It costs far less than the beach trip’s $300. Middle schoolers pay $60, and high schoolers pay $130, a fee that covers food, T-shirts, books, and odds and ends.

Beyond a more wallet-friendly price, Padgett said, the format teaches kids that there can be joy in serving.

“We’re wired to serve,” he said. “When we walk in the footsteps of the Lord, there’s a joy in that.”

At the Broad Street Ministry Center, groups of teens arrived Monday to canvass neighborhoods with invitations to Bible school.

The group returned this week each morning Tuesday through today to pick up children for a half-day camp, with arts and crafts, music, singing and dancing, recreation time, Bible study and lunch.

“Our dream would be to have VBS every week this summer because no child should spend the day alone,” said Kaye Morris, the director of the ministry center.

Emily Albrecht, 17, a sen­ior at Greenbrier High School this fall, and Tate Mitchell, 15, a junior at Greenbrier, ran kickball games for the youths Wednesday.

“It was crazy. There were kids everywhere. It’s so fun just to play with them,” Emily said. The experience was eye-opening, Tate said.
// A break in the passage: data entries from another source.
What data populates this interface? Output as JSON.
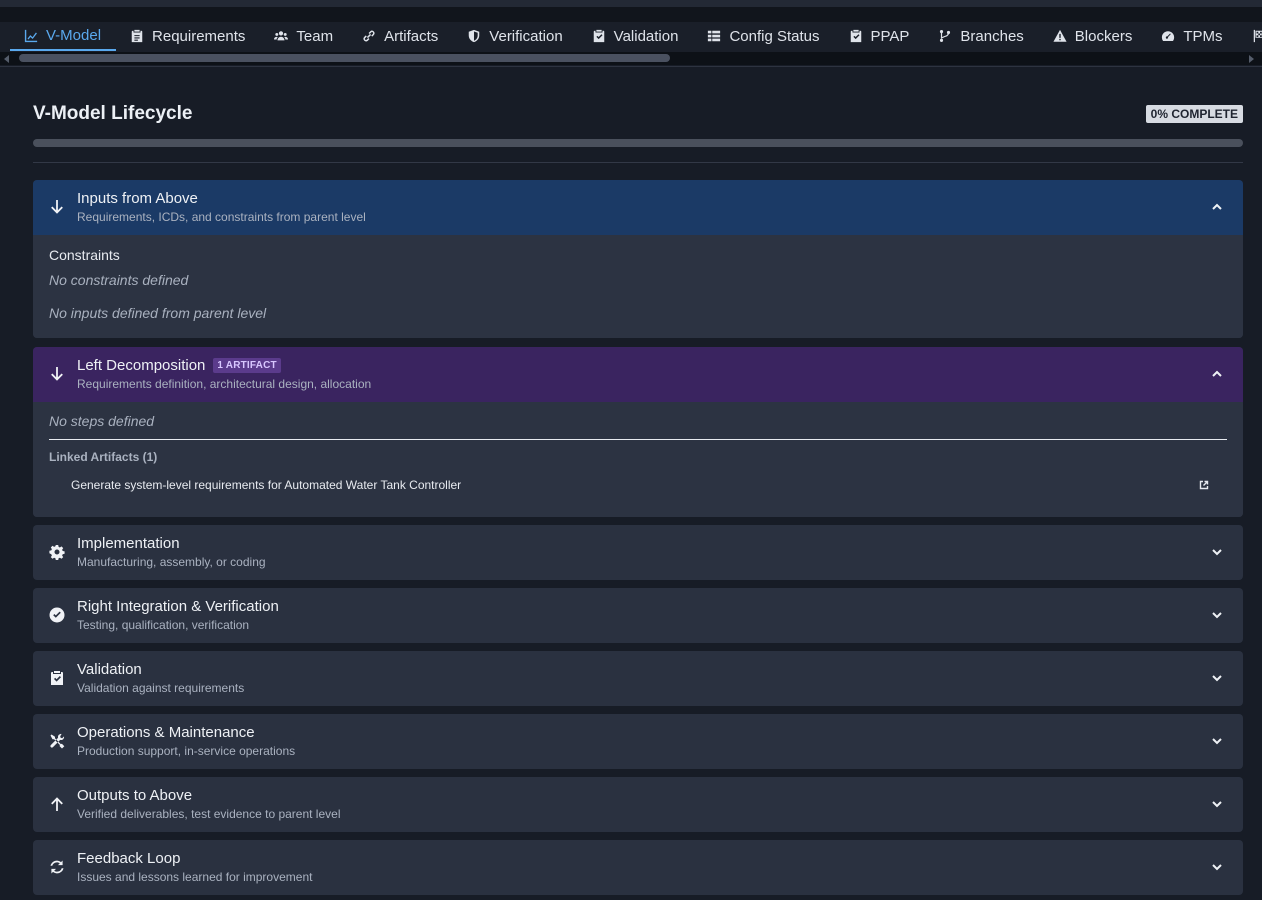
{
  "tabs": [
    {
      "label": "V-Model",
      "icon": "chart-line-icon",
      "active": true
    },
    {
      "label": "Requirements",
      "icon": "clipboard-list-icon",
      "active": false
    },
    {
      "label": "Team",
      "icon": "users-icon",
      "active": false
    },
    {
      "label": "Artifacts",
      "icon": "link-icon",
      "active": false
    },
    {
      "label": "Verification",
      "icon": "shield-icon",
      "active": false
    },
    {
      "label": "Validation",
      "icon": "clipboard-check-icon",
      "active": false
    },
    {
      "label": "Config Status",
      "icon": "table-list-icon",
      "active": false
    },
    {
      "label": "PPAP",
      "icon": "clipboard-check-icon",
      "active": false
    },
    {
      "label": "Branches",
      "icon": "code-branch-icon",
      "active": false
    },
    {
      "label": "Blockers",
      "icon": "warning-icon",
      "active": false
    },
    {
      "label": "TPMs",
      "icon": "gauge-icon",
      "active": false
    },
    {
      "label": "",
      "icon": "flag-checkered-icon",
      "active": false
    }
  ],
  "main": {
    "title": "V-Model Lifecycle",
    "complete_badge": "0% COMPLETE",
    "progress_percent": 0
  },
  "phases": [
    {
      "title": "Inputs from Above",
      "subtitle": "Requirements, ICDs, and constraints from parent level",
      "icon": "arrow-down-icon",
      "expanded": true,
      "header_color": "#1b3a66",
      "constraints_label": "Constraints",
      "constraints_empty": "No constraints defined",
      "inputs_empty": "No inputs defined from parent level"
    },
    {
      "title": "Left Decomposition",
      "subtitle": "Requirements definition, architectural design, allocation",
      "icon": "arrow-down-icon",
      "expanded": true,
      "header_color": "#3a2460",
      "badge": "1 ARTIFACT",
      "steps_empty": "No steps defined",
      "linked_title": "Linked Artifacts (1)",
      "artifacts": [
        "Generate system-level requirements for Automated Water Tank Controller"
      ]
    },
    {
      "title": "Implementation",
      "subtitle": "Manufacturing, assembly, or coding",
      "icon": "gear-icon",
      "expanded": false
    },
    {
      "title": "Right Integration & Verification",
      "subtitle": "Testing, qualification, verification",
      "icon": "check-circle-icon",
      "expanded": false
    },
    {
      "title": "Validation",
      "subtitle": "Validation against requirements",
      "icon": "clipboard-check-icon",
      "expanded": false
    },
    {
      "title": "Operations & Maintenance",
      "subtitle": "Production support, in-service operations",
      "icon": "tools-icon",
      "expanded": false
    },
    {
      "title": "Outputs to Above",
      "subtitle": "Verified deliverables, test evidence to parent level",
      "icon": "arrow-up-icon",
      "expanded": false
    },
    {
      "title": "Feedback Loop",
      "subtitle": "Issues and lessons learned for improvement",
      "icon": "sync-icon",
      "expanded": false
    }
  ]
}
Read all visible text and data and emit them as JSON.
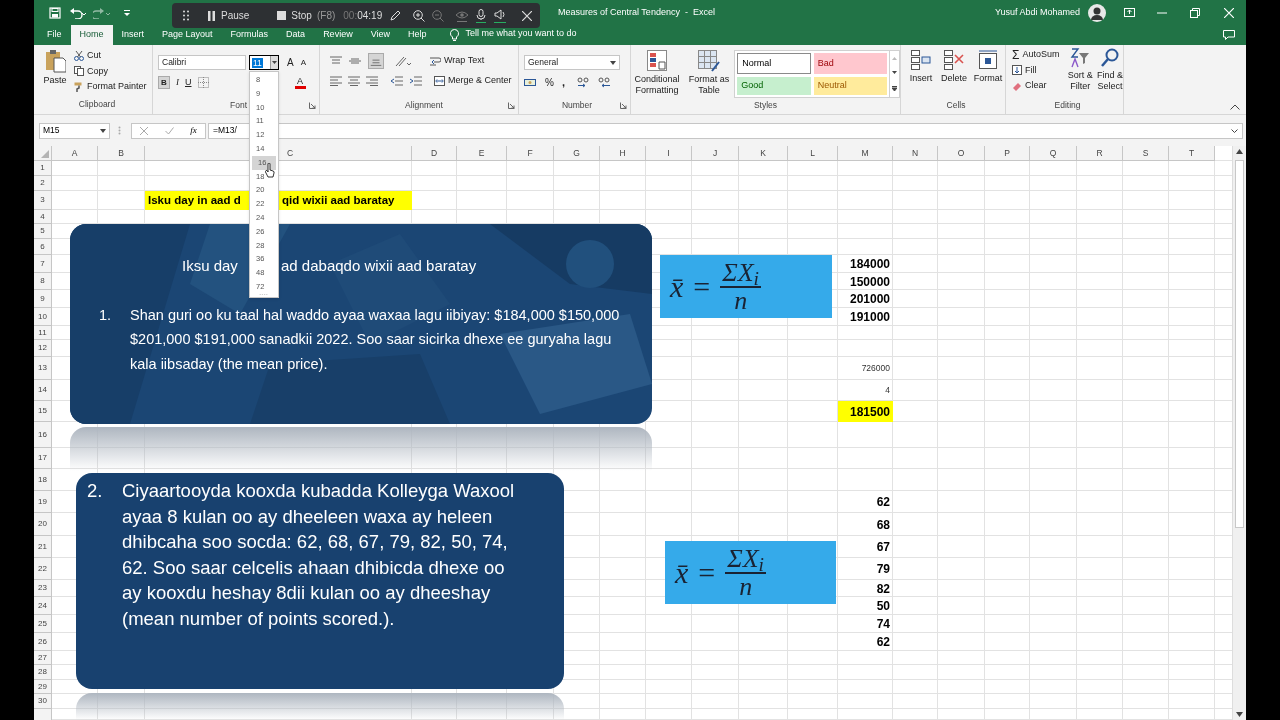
{
  "title_bar": {
    "title": "Measures of Central Tendency  -  Excel",
    "user": "Yusuf Abdi Mohamed"
  },
  "recorder": {
    "pause": "Pause",
    "stop": "Stop",
    "shortcut": "(F8)",
    "timer_dim": "00:",
    "timer": "04:19"
  },
  "tabs": [
    {
      "label": "File",
      "selected": false
    },
    {
      "label": "Home",
      "selected": true
    },
    {
      "label": "Insert",
      "selected": false
    },
    {
      "label": "Page Layout",
      "selected": false
    },
    {
      "label": "Formulas",
      "selected": false
    },
    {
      "label": "Data",
      "selected": false
    },
    {
      "label": "Review",
      "selected": false
    },
    {
      "label": "View",
      "selected": false
    },
    {
      "label": "Help",
      "selected": false
    }
  ],
  "tell_me": "Tell me what you want to do",
  "ribbon": {
    "clipboard": {
      "paste": "Paste",
      "cut": "Cut",
      "copy": "Copy",
      "format_painter": "Format Painter",
      "label": "Clipboard"
    },
    "font": {
      "name": "Calibri",
      "size": "11",
      "grow": "A",
      "shrink": "A",
      "bold": "B",
      "italic": "I",
      "underline": "U",
      "font_color": "A",
      "label": "Font"
    },
    "alignment": {
      "wrap_text": "Wrap Text",
      "merge_center": "Merge & Center",
      "label": "Alignment"
    },
    "number": {
      "format": "General",
      "percent": "%",
      "comma": ",",
      "label": "Number"
    },
    "styles": {
      "conditional_formatting": "Conditional Formatting",
      "format_as_table": "Format as Table",
      "label": "Styles",
      "gallery": [
        {
          "label": "Normal",
          "kind": "normal"
        },
        {
          "label": "Bad",
          "kind": "bad"
        },
        {
          "label": "Good",
          "kind": "good"
        },
        {
          "label": "Neutral",
          "kind": "neutral"
        }
      ]
    },
    "cells": {
      "insert": "Insert",
      "delete": "Delete",
      "format": "Format",
      "label": "Cells"
    },
    "editing": {
      "autosum_glyph": "Σ",
      "autosum": "AutoSum",
      "fill": "Fill",
      "clear": "Clear",
      "sort_filter": "Sort & Filter",
      "find_select": "Find & Select",
      "label": "Editing"
    }
  },
  "formula_bar": {
    "name_box": "M15",
    "fx": "fx",
    "formula": "=M13/"
  },
  "font_size_dropdown": {
    "options": [
      {
        "label": "8",
        "selected": false
      },
      {
        "label": "9",
        "selected": false
      },
      {
        "label": "10",
        "selected": false
      },
      {
        "label": "11",
        "selected": false
      },
      {
        "label": "12",
        "selected": false
      },
      {
        "label": "14",
        "selected": false
      },
      {
        "label": "16",
        "selected": true
      },
      {
        "label": "18",
        "selected": false
      },
      {
        "label": "20",
        "selected": false
      },
      {
        "label": "22",
        "selected": false
      },
      {
        "label": "24",
        "selected": false
      },
      {
        "label": "26",
        "selected": false
      },
      {
        "label": "28",
        "selected": false
      },
      {
        "label": "36",
        "selected": false
      },
      {
        "label": "48",
        "selected": false
      },
      {
        "label": "72",
        "selected": false
      }
    ]
  },
  "sheet": {
    "columns": [
      "A",
      "B",
      "C",
      "D",
      "E",
      "F",
      "G",
      "H",
      "I",
      "J",
      "K",
      "L",
      "M",
      "N",
      "O",
      "P",
      "Q",
      "R",
      "S",
      "T"
    ],
    "rows": [
      "1",
      "2",
      "3",
      "4",
      "5",
      "6",
      "7",
      "8",
      "9",
      "10",
      "11",
      "12",
      "13",
      "14",
      "15",
      "16",
      "17",
      "18",
      "19",
      "20",
      "21",
      "22",
      "23",
      "24",
      "25",
      "26",
      "27",
      "28",
      "29",
      "30"
    ],
    "cells": [
      {
        "parts": [
          "Isku day in aad d",
          "qid wixii aad baratay"
        ],
        "bold": true,
        "highlighted": true
      },
      {
        "text": "184000",
        "bold": true,
        "highlighted": false
      },
      {
        "text": "150000",
        "bold": true,
        "highlighted": false
      },
      {
        "text": "201000",
        "bold": true,
        "highlighted": false
      },
      {
        "text": "191000",
        "bold": true,
        "highlighted": false
      },
      {
        "text": "726000",
        "bold": false,
        "highlighted": false
      },
      {
        "text": "4",
        "bold": false,
        "highlighted": false
      },
      {
        "text": "181500",
        "bold": true,
        "highlighted": true
      },
      {
        "text": "62",
        "bold": true,
        "highlighted": false
      },
      {
        "text": "68",
        "bold": true,
        "highlighted": false
      },
      {
        "text": "67",
        "bold": true,
        "highlighted": false
      },
      {
        "text": "79",
        "bold": true,
        "highlighted": false
      },
      {
        "text": "82",
        "bold": true,
        "highlighted": false
      },
      {
        "text": "50",
        "bold": true,
        "highlighted": false
      },
      {
        "text": "74",
        "bold": true,
        "highlighted": false
      },
      {
        "text": "62",
        "bold": true,
        "highlighted": false
      }
    ]
  },
  "shapes": [
    {
      "title_parts": [
        "Iksu day",
        "ad dabaqdo wixii aad baratay"
      ],
      "number": "1.",
      "text": "Shan guri oo ku taal hal waddo ayaa waxaa lagu iibiyay: $184,000 $150,000 $201,000 $191,000 sanadkii 2022.  Soo saar sicirka dhexe ee guryaha lagu kala iibsaday (the mean price)."
    },
    {
      "number": "2.",
      "text": "Ciyaartooyda kooxda kubadda Kolleyga Waxool ayaa 8 kulan oo ay dheeleen waxa ay heleen dhibcaha soo socda: 62, 68, 67, 79, 82, 50, 74, 62. Soo saar celcelis ahaan dhibicda dhexe oo ay kooxdu heshay 8dii kulan oo ay dheeshay (mean number of points scored.)."
    }
  ],
  "formulas": [
    {
      "variable": "x̄",
      "equals": "=",
      "numerator": "ΣX$_{i}$",
      "denominator": "n"
    },
    {
      "variable": "x̄",
      "equals": "=",
      "numerator": "ΣX$_{i}$",
      "denominator": "n"
    }
  ]
}
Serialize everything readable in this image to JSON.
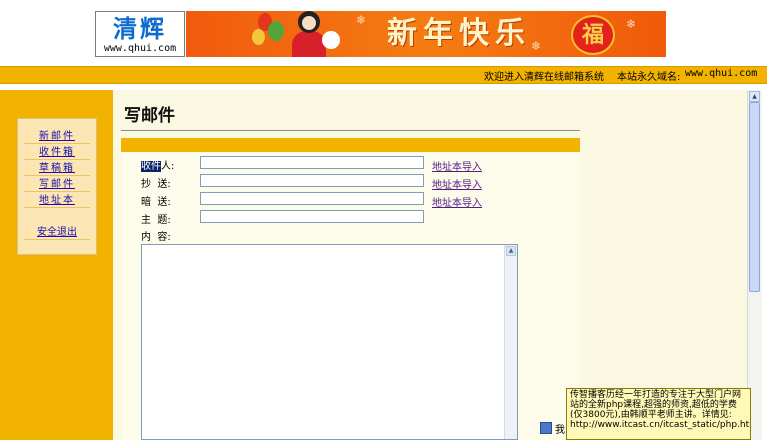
{
  "logo": {
    "title": "清辉",
    "url": "www.qhui.com"
  },
  "banner": {
    "greeting": "新年快乐",
    "fu_char": "福"
  },
  "topbar": {
    "welcome": "欢迎进入清辉在线邮箱系统",
    "domain_label": "本站永久域名:",
    "domain_url": "www.qhui.com"
  },
  "sidebar": {
    "items": [
      {
        "label": "新邮件"
      },
      {
        "label": "收件箱"
      },
      {
        "label": "草稿箱"
      },
      {
        "label": "写邮件"
      },
      {
        "label": "地址本"
      }
    ],
    "logout": "安全退出"
  },
  "compose": {
    "title": "写邮件",
    "to_label_selected": "收件",
    "to_label_rest": "人:",
    "cc_label": "抄  送:",
    "bcc_label": "暗  送:",
    "subject_label": "主  题:",
    "body_label": "内  容:",
    "import_link": "地址本导入",
    "to_value": "",
    "cc_value": "",
    "bcc_value": "",
    "subject_value": "",
    "body_value": ""
  },
  "status": {
    "text": "我"
  },
  "ad_popup": {
    "text": "传智播客历经一年打造的专注于大型门户网站的全新php课程,超强的师资,超低的学费(仅3800元),由韩顺平老师主讲。详情见: http://www.itcast.cn/itcast_static/php.htm"
  },
  "colors": {
    "accent_orange": "#f2b300",
    "content_bg": "#fbf8e2",
    "link_blue": "#1a0dab",
    "link_visited": "#551a8b"
  }
}
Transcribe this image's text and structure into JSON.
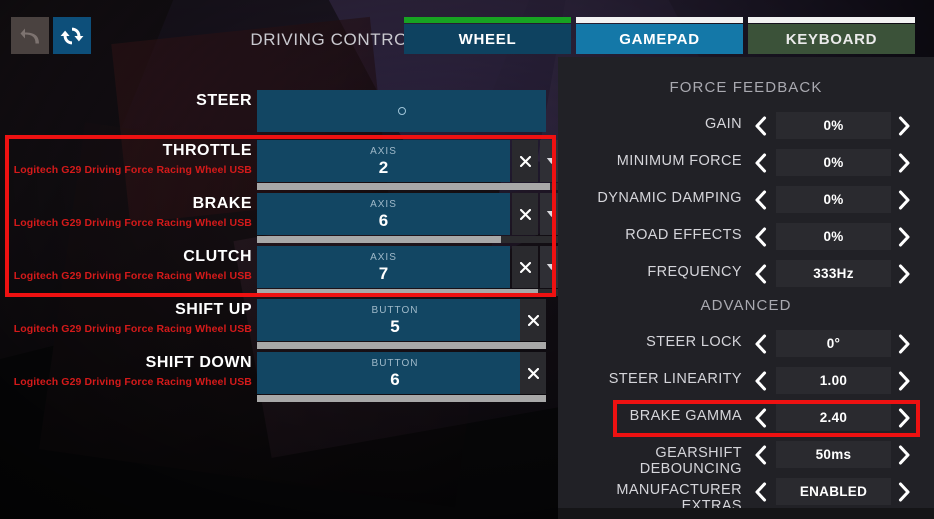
{
  "header": {
    "undo_icon": "undo-icon",
    "reset_icon": "refresh-icon",
    "title": "DRIVING CONTROL",
    "tabs": [
      {
        "label": "WHEEL",
        "marker_color": "#17a322",
        "active": false
      },
      {
        "label": "GAMEPAD",
        "marker_color": "#f2f2f2",
        "active": true
      },
      {
        "label": "KEYBOARD",
        "marker_color": "#f2f2f2",
        "active": false
      }
    ]
  },
  "bindings": {
    "device_name": "Logitech G29 Driving Force Racing Wheel USB",
    "clear_icon": "close-icon",
    "dropdown_icon": "chevron-down-icon",
    "rows": [
      {
        "label": "STEER",
        "kind": "",
        "value": "",
        "device": "",
        "fill": 0,
        "type": "steer"
      },
      {
        "label": "THROTTLE",
        "kind": "AXIS",
        "value": "2",
        "device": "Logitech G29 Driving Force Racing Wheel USB",
        "fill": 96,
        "type": "axis"
      },
      {
        "label": "BRAKE",
        "kind": "AXIS",
        "value": "6",
        "device": "Logitech G29 Driving Force Racing Wheel USB",
        "fill": 80,
        "type": "axis"
      },
      {
        "label": "CLUTCH",
        "kind": "AXIS",
        "value": "7",
        "device": "Logitech G29 Driving Force Racing Wheel USB",
        "fill": 92,
        "type": "axis"
      },
      {
        "label": "SHIFT UP",
        "kind": "BUTTON",
        "value": "5",
        "device": "Logitech G29 Driving Force Racing Wheel USB",
        "fill": 100,
        "type": "button"
      },
      {
        "label": "SHIFT DOWN",
        "kind": "BUTTON",
        "value": "6",
        "device": "Logitech G29 Driving Force Racing Wheel USB",
        "fill": 100,
        "type": "button"
      }
    ]
  },
  "settings": {
    "prev_icon": "chevron-left-icon",
    "next_icon": "chevron-right-icon",
    "force_feedback": {
      "title": "FORCE FEEDBACK",
      "options": [
        {
          "label": "GAIN",
          "value": "0%"
        },
        {
          "label": "MINIMUM FORCE",
          "value": "0%"
        },
        {
          "label": "DYNAMIC DAMPING",
          "value": "0%"
        },
        {
          "label": "ROAD EFFECTS",
          "value": "0%"
        },
        {
          "label": "FREQUENCY",
          "value": "333Hz"
        }
      ]
    },
    "advanced": {
      "title": "ADVANCED",
      "options": [
        {
          "label": "STEER LOCK",
          "value": "0°"
        },
        {
          "label": "STEER LINEARITY",
          "value": "1.00"
        },
        {
          "label": "BRAKE GAMMA",
          "value": "2.40"
        },
        {
          "label": "GEARSHIFT DEBOUNCING",
          "value": "50ms"
        },
        {
          "label": "MANUFACTURER EXTRAS",
          "value": "ENABLED"
        }
      ]
    }
  },
  "annotations": {
    "color": "#ee1111",
    "boxes": [
      {
        "name": "pedal-bindings-highlight"
      },
      {
        "name": "brake-gamma-highlight"
      }
    ]
  }
}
“We take attention for granted. You give a kid a piggyback ride for 30 seconds and they don’t forget it,” he said. “I hope it would be an inspiration, and that it would be eye-opening and people would be called every week to come do this.”

Emily said she doesn’t think most teens will miss the beach.

“The Bible says to go serve,” she said. “When you think of going on a mission, people tend to forget about Augusta. The cool thing about the Kingdom Project is it allows you to serve the community.”

SIGN UP FOR VBS

Sign up for Vacation Bible School at the Broad Street Ministry Center, offered from 10 a.m. to 1 p.m. June 25-27 or July 23-25, by calling (706) 722-5999.

Comments (3) Add comment
ADVISORY: Users are solely responsible for opinions they post here and for following agreed-upon rules of civility. Posts and comments do not reflect the views of this site. Posts and comments are automatically checked for inappropriate language, but readers might find some comments offensive or inaccurate. If you believe a comment violates our rules, click the "Flag as offensive" link below the comment.
scoopdedoop64
2488
Points
scoopdedoop64 06/05/13 - 07:07 pm
2
0
The Right Perspective

It sounds to me that they have the right perspective on what it means to serve and care for others. I am certain the students will remember this camp much longer than a week at the beach. I hope this will become a tradition with the youth group and am very thankful for what the youth and the church are doing.

willie7
1047
Points
willie7 06/05/13 - 07:26 pm
2
0
This project is a great
Unpublished

This project is a great mission----I salute all persons involved.
God bless each and every of them!!!!

Just My Opinion
6251
Points
Just My Opinion 06/06/13 - 03:32 pm
2
0
Of course this is a very

Of course this is a very worthy project. But I hope the organizers...at all area churches...remember that the parents on both "sides" appreciate what is happening for their kids. The parents of the children attending the festivities love the idea that their kids are having wholesome fun! The parents of the Warren kids surely appreciate the lower costs to let their kids participate.

Back to Top

Top headlines

Ex-superintendent to write of miraculous recovery

Taking his doctor's advice, former Richmond County school superintendent Frank Roberson has nearly finished writing a 150-page book about his remarkable recovery from brain trauma.
Search Augusta jobs